There are several inherent problems with the second-layer model. The main bottleneck is on-boarding and being able to close a channel inexpensively. In the case where on-boarding fees are low, people are disincentivized to use off-chain at all. On the other hand, when fees are high users are disincentivized to use that coin for general payments, which pushes users to lower-fee coins. In my opinion, this is why second-layer will only be used by exchanges or larger entities with a lot of frequent transactions. Normal users won’t really gain any benefit from the second-layer.

Another issue is privacy and potential hub KYC/AML requirements, which BOLT is attempting to fix.

Requiring a user to be online when receiving payments or using a lighthouse is another issue. We can’t expect everyone using this payment system to run a full node at home, at least not until there is a hardware-based full node implementation, and we also can’t introduce middlemen services to act as an always-online hub. In my opinion, introducing or requiring middlemen services - outside of mining to facilitate transactions - defeats the purpose of using cryptocurrencies in the first place.

Just some thoughts, correct me if I’m wrong somewhere.


Are middlemen much of a problem when using zk-SNARKS? The transactions will still be private. I don’t think people will run nodes either so middlemen is the most likely scenario. Cryptos have to be seamless to use for mass adoption. If a node was self-contained in a wallet on a smartphone it could be doable but otherwise it won’t work. Another big problem is losing coins because it was sent to the wrong address, being hacked etc.


Introducing middlemen will add fees that don’t go towards directly securing the network. It starts to look more and more like a traditional banking system, especially as those middlemen start to demand de-anonymizing info over time after the system relies upon them for basic operation. It’s a route we shouldn’t rely upon as the main scaling initiative. Nice to have for some use cases, but not all use cases.

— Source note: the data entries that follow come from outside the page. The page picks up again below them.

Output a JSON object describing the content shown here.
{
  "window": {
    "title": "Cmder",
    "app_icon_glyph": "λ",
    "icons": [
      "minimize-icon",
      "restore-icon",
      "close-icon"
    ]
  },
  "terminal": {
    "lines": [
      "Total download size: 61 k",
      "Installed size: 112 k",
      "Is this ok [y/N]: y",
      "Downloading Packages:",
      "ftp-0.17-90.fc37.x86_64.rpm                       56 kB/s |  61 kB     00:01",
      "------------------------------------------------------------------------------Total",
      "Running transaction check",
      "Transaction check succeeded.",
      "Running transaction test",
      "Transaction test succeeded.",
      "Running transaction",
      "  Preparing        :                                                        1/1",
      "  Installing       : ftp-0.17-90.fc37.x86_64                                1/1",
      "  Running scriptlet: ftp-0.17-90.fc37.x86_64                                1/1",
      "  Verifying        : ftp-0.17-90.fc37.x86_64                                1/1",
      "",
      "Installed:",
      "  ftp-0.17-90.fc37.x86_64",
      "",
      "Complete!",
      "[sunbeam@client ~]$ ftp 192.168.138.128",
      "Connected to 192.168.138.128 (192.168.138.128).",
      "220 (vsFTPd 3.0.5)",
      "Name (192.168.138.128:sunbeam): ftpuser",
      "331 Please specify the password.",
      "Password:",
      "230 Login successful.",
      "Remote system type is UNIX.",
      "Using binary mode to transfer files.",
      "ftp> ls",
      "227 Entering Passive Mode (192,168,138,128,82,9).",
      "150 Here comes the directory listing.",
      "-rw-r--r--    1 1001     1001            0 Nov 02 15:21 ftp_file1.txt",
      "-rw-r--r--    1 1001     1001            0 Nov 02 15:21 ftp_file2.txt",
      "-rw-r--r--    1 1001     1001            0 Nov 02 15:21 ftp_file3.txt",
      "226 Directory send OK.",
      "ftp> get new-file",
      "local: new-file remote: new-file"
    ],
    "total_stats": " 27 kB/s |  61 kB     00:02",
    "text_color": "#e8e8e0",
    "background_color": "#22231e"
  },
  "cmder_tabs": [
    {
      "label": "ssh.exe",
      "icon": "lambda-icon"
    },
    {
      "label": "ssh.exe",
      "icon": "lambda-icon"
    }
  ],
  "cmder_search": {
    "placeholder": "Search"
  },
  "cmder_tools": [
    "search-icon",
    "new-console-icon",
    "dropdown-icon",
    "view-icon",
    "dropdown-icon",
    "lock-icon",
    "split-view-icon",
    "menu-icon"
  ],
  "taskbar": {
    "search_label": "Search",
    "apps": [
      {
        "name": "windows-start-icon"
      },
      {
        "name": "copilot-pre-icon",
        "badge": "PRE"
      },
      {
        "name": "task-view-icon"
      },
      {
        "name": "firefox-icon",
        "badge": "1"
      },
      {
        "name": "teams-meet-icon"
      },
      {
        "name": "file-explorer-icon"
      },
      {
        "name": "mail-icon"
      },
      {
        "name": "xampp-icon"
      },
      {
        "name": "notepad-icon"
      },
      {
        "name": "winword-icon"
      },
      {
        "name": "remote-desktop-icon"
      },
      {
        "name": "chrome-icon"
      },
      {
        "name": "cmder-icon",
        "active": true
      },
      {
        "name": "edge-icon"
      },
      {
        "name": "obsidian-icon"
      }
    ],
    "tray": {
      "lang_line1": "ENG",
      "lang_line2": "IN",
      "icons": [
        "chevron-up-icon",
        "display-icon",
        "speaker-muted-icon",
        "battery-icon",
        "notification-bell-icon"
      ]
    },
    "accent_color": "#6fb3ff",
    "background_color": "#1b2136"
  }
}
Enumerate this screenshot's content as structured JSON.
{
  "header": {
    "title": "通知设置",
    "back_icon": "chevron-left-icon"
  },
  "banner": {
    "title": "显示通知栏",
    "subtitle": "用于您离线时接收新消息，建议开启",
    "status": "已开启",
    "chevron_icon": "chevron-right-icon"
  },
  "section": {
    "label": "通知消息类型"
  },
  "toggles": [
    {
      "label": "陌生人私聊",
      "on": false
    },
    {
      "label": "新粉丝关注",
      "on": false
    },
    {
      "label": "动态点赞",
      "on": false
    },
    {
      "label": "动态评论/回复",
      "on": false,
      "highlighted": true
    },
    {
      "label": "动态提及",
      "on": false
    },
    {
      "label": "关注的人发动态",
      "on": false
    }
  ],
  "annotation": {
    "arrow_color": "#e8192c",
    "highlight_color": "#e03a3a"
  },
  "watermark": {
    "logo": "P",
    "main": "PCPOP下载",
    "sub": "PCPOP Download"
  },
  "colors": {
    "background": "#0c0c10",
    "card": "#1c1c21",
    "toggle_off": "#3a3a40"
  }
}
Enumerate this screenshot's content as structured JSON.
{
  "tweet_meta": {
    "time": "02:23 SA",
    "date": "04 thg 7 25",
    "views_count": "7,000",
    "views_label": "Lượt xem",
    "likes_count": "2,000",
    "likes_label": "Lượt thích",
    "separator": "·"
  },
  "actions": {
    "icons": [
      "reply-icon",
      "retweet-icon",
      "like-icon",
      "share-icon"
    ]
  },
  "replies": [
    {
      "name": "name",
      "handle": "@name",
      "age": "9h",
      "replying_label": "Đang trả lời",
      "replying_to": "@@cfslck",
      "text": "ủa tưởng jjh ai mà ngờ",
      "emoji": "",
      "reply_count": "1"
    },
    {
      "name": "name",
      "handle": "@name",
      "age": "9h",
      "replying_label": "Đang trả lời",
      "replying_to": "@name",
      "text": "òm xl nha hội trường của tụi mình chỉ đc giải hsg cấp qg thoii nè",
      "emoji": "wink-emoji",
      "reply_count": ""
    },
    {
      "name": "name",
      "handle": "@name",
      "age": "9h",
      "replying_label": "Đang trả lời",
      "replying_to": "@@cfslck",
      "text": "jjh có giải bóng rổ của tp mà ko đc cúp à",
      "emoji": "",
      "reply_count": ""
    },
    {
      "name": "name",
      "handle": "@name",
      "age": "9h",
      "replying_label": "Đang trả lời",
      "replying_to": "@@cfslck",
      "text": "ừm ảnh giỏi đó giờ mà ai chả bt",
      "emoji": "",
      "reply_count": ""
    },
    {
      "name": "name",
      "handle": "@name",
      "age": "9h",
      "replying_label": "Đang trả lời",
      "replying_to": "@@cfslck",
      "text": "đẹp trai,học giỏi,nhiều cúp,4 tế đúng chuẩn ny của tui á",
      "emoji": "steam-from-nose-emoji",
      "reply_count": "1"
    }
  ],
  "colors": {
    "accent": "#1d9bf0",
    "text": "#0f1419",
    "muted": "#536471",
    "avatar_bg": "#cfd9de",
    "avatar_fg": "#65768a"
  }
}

Cryptos have to be seamless to use for mass adoption.

Totally agree. But I disagree that LN/hub-spoke model is the way.

Adding middlemen hubs also removes the need for a second-layer, as centralized hubs have no problem with larger blocks, larger bandwidth requirements and high processing throughput. Normal users will be using SPV-like wallets at that point.

I think we need to be moving towards a succinct blockchain snapshots as soon as possible while also making opaque addresses the default so that there isn’t an inherent presumption that someone using them doing something wrong. Governments are rushing to de anonymize addresses right now. Your transactions deserve to be private even if you don’t care about someone knowing that you bought a bagel with Zcash.


Good talk with Josh from Zcash Company, Coda Protocol and Starkware developers about zkSNARKS and gets into scaling;